* Brief
The expected answer is every line of the material that contains the word "home".

* Data under study
● ● ● ●
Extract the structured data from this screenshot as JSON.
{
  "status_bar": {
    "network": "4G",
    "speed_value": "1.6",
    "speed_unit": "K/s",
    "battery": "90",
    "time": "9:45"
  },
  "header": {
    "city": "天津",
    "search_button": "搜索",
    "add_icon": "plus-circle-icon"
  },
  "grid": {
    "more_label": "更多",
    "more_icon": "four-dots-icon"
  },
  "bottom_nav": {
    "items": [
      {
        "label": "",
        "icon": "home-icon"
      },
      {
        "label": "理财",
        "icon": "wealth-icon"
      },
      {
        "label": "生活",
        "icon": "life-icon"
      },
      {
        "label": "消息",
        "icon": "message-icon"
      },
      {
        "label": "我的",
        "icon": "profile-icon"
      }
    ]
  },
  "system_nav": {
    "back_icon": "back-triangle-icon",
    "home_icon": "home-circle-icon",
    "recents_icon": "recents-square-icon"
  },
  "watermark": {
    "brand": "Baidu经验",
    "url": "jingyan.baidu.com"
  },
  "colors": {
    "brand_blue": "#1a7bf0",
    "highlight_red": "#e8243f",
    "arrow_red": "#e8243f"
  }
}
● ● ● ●
* Result
        "icon": "home-icon"
    "home_icon": "home-circle-icon",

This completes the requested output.